Weir died on 16th October, but Hamilton was eventually freed on May 2nd 1645 in an exchange of prisoners and lived out the rest of his life ministering in Dumfries and Edinburgh. He was appointed by the General Assembly as one of the King’s chaplains when he was again taken prisoner – this time at Eliot in Angus, north Scotland, by General Monck’s army. Hamilton was then moved to the Tower of London where Oliver Cromwell held him captive for two years before releasing him. In 1648 Hamilton and James Guthriewere tasked by the General Assembly to draw up an account of the duties of church elders (Guthrie was hanged and beheaded in Edinburgh in 1661). Hamilton returned to Edinburgh, and made at least one journey back to Ulster – he presided as Moderator in a meeting of the Presbytery of Bangor on 25th May 1664. He died in Edinburgh on 10 March 1666, leaving 5 children, one of whom – Archibald Hamilton – became minister at Benburb and Killinchy. His daughter Jane married another Archibald Hamilton, minister of Bangor. His mentor, Rev Robert Blair, died on 27th August of the same year, aged 73.His Character and Legacy

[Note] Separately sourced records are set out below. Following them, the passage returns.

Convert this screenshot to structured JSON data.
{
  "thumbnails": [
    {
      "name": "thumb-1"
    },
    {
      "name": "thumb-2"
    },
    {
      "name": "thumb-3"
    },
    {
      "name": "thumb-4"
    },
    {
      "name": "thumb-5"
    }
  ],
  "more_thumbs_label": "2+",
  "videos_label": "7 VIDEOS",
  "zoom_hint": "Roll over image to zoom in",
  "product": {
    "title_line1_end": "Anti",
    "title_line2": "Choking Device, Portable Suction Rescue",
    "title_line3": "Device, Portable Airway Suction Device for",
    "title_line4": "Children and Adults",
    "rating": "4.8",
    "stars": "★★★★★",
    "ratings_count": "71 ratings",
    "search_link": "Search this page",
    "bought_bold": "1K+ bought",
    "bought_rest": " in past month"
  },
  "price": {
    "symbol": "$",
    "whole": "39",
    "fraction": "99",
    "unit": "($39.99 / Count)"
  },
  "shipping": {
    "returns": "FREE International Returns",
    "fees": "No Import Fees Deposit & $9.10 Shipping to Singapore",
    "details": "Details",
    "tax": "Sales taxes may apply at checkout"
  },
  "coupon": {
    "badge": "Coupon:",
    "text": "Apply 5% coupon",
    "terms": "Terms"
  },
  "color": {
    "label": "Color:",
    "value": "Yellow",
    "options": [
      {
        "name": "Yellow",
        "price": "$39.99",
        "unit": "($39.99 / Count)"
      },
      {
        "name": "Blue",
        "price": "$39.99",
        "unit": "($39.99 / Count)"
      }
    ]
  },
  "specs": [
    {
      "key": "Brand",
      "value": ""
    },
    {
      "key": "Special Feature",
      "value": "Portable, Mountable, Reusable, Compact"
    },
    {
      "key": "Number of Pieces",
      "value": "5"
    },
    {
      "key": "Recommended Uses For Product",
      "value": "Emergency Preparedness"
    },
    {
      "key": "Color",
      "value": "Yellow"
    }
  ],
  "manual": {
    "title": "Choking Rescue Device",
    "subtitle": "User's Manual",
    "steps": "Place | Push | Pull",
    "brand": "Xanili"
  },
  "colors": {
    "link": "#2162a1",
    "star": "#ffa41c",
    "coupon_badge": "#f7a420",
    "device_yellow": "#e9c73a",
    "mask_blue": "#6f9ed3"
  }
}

Hamilton’s cousin William, the author of The Hamilton Manuscripts, wrote:“…I shall not insist on his character, only as it is evident he was, in providence, from his infancy to his grave, exposed to many afflictions and temptations, so he was helped to carry with great steadfastness, wisdom, and patience—yea, cheerfulness. He was naturally of an excellent temperament, both of body and mind; always industrious, and facetious in all the several provinces or scenes of his life; he was delightful to his friends and acquaintances—yea, beloved of his enemies. Much might be said of his boldness for truth, and tenaciousness in everything of moment ; tho' he naturally, and in his own things, amongst the mildest and * sort of men, he was rich in all parts of learning which might contribute for the usefulness and ornament of his ministry; he was intelligent, yea, judicious in all civil and state affairs ; he was great in esteem with the greatest and wisest ; as he was highly valued by the meanest sort of his acquaintances, so he was denied to the favours of great men and popular [assemblies.] His ambition was to be spotless and useful; his covetings, to have acceptance with God, the love of his friends, and peace in his own conscience ; he lived always frugally ; bestowed what at any time he had gathered upon his children (who were all married long before his death); was very open-handed to the poor ; and died even with the world…” I don’t know for sure where Rev James Hamilton was buried - it may have been Cannongate Kirkyardin Edinburgh. I hope he has a memorial or headstone somewhere in Scotland.

This biography was written by Mark Thompson. You can see it on his website http://clydesburn.blogspot.com/2007/11/story-of-rev-james-hamilton-of.html.

John Livingstone writes of James Hamilton. Mr James Hamilton, a nephew of the Lord Viscount Clannybuie’s, minister at Ballywalter, a learned and painful man. His gift of preaching was doctrinal rather than exhortatory. When he was deposed by the Bishop of Doun, he sustained a dispute for a long time against the Bishop, and those with him, in the church of Belfast, being full of people, confuting the errors of the Service Book and ceremonies, for the satisfaction of many. After the year 1638, he was settled minister at Dumfries, during which time, having gone on a visit to Ireland, was, on his return, taken at sea with Mr John Weir, minister at Dalsyrf, by some of Master M’Donald’s men, and kept prisoner in Migricastle, where Mr John Weir died. He, after long and sore imprisonment, was at last let out, and after that was, by the General Assembly, transported to be minister at Edinburgh; but after the change, 1660, he was, by the Secret Council, put out of Edinburgh, and in a few years thereafter he died.